Why does dating seem to elicit these middle-school-spawned feelings of being different, less than, or "other than," where unreasonable self-scrutiny so quickly evolves into the slippery slope of thinking if I just had, were, could, was, wasn't...then life would be just grand?
I love yoga. Actually, I don't just love yoga, I love, love, love yoga. I love yoga culture. I love yoga inspirational sayings. I love yoga clothing.
I love the concept of mindfulness living that often accompanies the yoga practice, with its emphasis on connecting mind, body and soul. We live in a world that encourages compartmentalization, so I appreciate pondering the concept of greater interconnectedness.
I love waking up in the morning and going online and reading all of the yoga-inspired quotes posted on my Facebook timeline from yogis around the world -- each sharing ways that I can unblock my Chakras and live a more balanced life.

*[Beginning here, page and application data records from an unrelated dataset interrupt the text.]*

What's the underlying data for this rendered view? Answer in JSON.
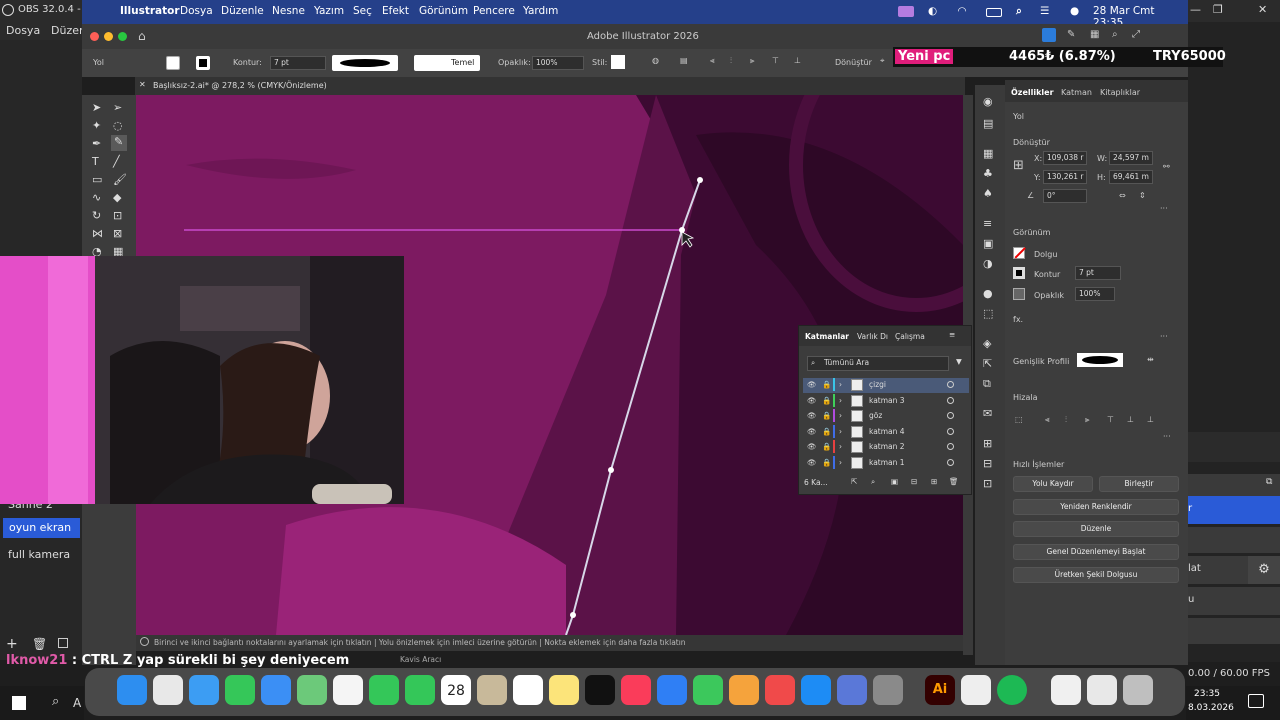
{
  "obs": {
    "title": "OBS 32.0.4 - Pr",
    "menu": [
      "Dosya",
      "Düzen"
    ],
    "scenes": [
      "Sahne 2",
      "oyun ekran",
      "full kamera"
    ],
    "fps": "0.00 / 60.00 FPS",
    "right_labels": [
      "r",
      "lat",
      "u"
    ]
  },
  "mac": {
    "apple": "",
    "app": "Illustrator",
    "menu": [
      "Dosya",
      "Düzenle",
      "Nesne",
      "Yazım",
      "Seç",
      "Efekt",
      "Görünüm",
      "Pencere",
      "Yardım"
    ],
    "datetime": "28 Mar Cmt  23:35"
  },
  "ai": {
    "window_title": "Adobe Illustrator 2026",
    "tool_label": "Yol",
    "kontur_label": "Kontur:",
    "stroke_value": "7 pt",
    "stroke_style": "Temel",
    "opacity_label": "Opaklık:",
    "opacity_value": "100%",
    "style_label": "Stil:",
    "transform_label": "Dönüştür",
    "doc_tab": "Başlıksız-2.ai* @ 278,2 % (CMYK/Önizleme)",
    "status_text": "Birinci ve ikinci bağlantı noktalarını ayarlamak için tıklatın  |  Yolu önizlemek için imleci üzerine götürün  |  Nokta eklemek için daha fazla tıklatın",
    "status_tool": "Kavis Aracı"
  },
  "overlay": {
    "badge": "Yeni pc",
    "price": "4465₺ (6.87%)",
    "goal": "TRY65000"
  },
  "props": {
    "tabs": [
      "Özellikler",
      "Katman",
      "Kitaplıklar"
    ],
    "type": "Yol",
    "transform_title": "Dönüştür",
    "x": "109,038 r",
    "w": "24,597 m",
    "y": "130,261 r",
    "h": "69,461 m",
    "angle": "0°",
    "appearance_title": "Görünüm",
    "fill_label": "Dolgu",
    "stroke_label": "Kontur",
    "stroke_value": "7 pt",
    "opacity_label": "Opaklık",
    "opacity_value": "100%",
    "fx": "fx.",
    "width_profile": "Genişlik Profili",
    "align": "Hizala",
    "quick": "Hızlı İşlemler",
    "btn_outline": "Yolu Kaydır",
    "btn_merge": "Birleştir",
    "btn_recolor": "Yeniden Renklendir",
    "btn_edit": "Düzenle",
    "btn_global": "Genel Düzenlemeyi Başlat",
    "btn_gen": "Üretken Şekil Dolgusu"
  },
  "layers": {
    "tabs": [
      "Katmanlar",
      "Varlık Dı",
      "Çalışma"
    ],
    "search": "Tümünü Ara",
    "rows": [
      {
        "name": "çizgi",
        "color": "#39c4e8"
      },
      {
        "name": "katman 3",
        "color": "#3fcf5a"
      },
      {
        "name": "göz",
        "color": "#b04be0"
      },
      {
        "name": "katman 4",
        "color": "#3f6de8"
      },
      {
        "name": "katman 2",
        "color": "#e84040"
      },
      {
        "name": "katman 1",
        "color": "#3f6de8"
      }
    ],
    "count": "6 Ka..."
  },
  "chat": {
    "user": "lknow21",
    "message": " : CTRL Z yap sürekli bi şey deniyecem"
  },
  "taskbar": {
    "time": "23:35",
    "date": "8.03.2026",
    "search": "A"
  },
  "dock": {
    "calendar_day": "28"
  }
}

I love my beautiful mint green Lululemon yoga mat. Sure, I had to choose between paying my son's college tuition and buying this mat, but when I see it all rolled up and majestically leaning into the corner of my bedroom, gently reflecting the soft light streaming in from my window, I know I made the right choice.
I love the yoga body. Strong, long, lean and healthy. I love the yoga diet. Clean and organic, with no gimmicks.
About 18 years ago when my son was just two years old I went out for a wonderful dinner with my father. That may not seem like something worth writing about, but it was my first dinner out without my son since he was born, and so for that reason alone, it was a really big deal.
I had spent the last two years covered in baby food, baby spit, baby vomit, baby excrement, and well, just about every kind of goo associated with babyhood. And despite loving being a mom, I spent most of my time feeling tired, dirty, fat(ish), slug(ish), and was just plain wiped out. Mostly, I didn't feel like myself, and I was yearning to feel whole again, to feel attractive, to feel like me. Since I was a single mom I had no one to remind me that I was still a human being under all those layers of goo. So my father, no doubt having pity on me, offered to take me out to dinner, without my son in tow, and I joyously and graciously accepted.
He even offered to watch my son while I showered! I couldn't remember the last time I'd showered alone, and actually could take the time to blow dry my hair (the back as well as the front), and put on makeup. I then did the unimaginable and dressed in real grown-up clothes - not one stitch of Spandex adorned by body.
Welcome to my Blog!
This is a blog for middle-aged women, like me, who want to live a life of increased authenticity, and greater well-being.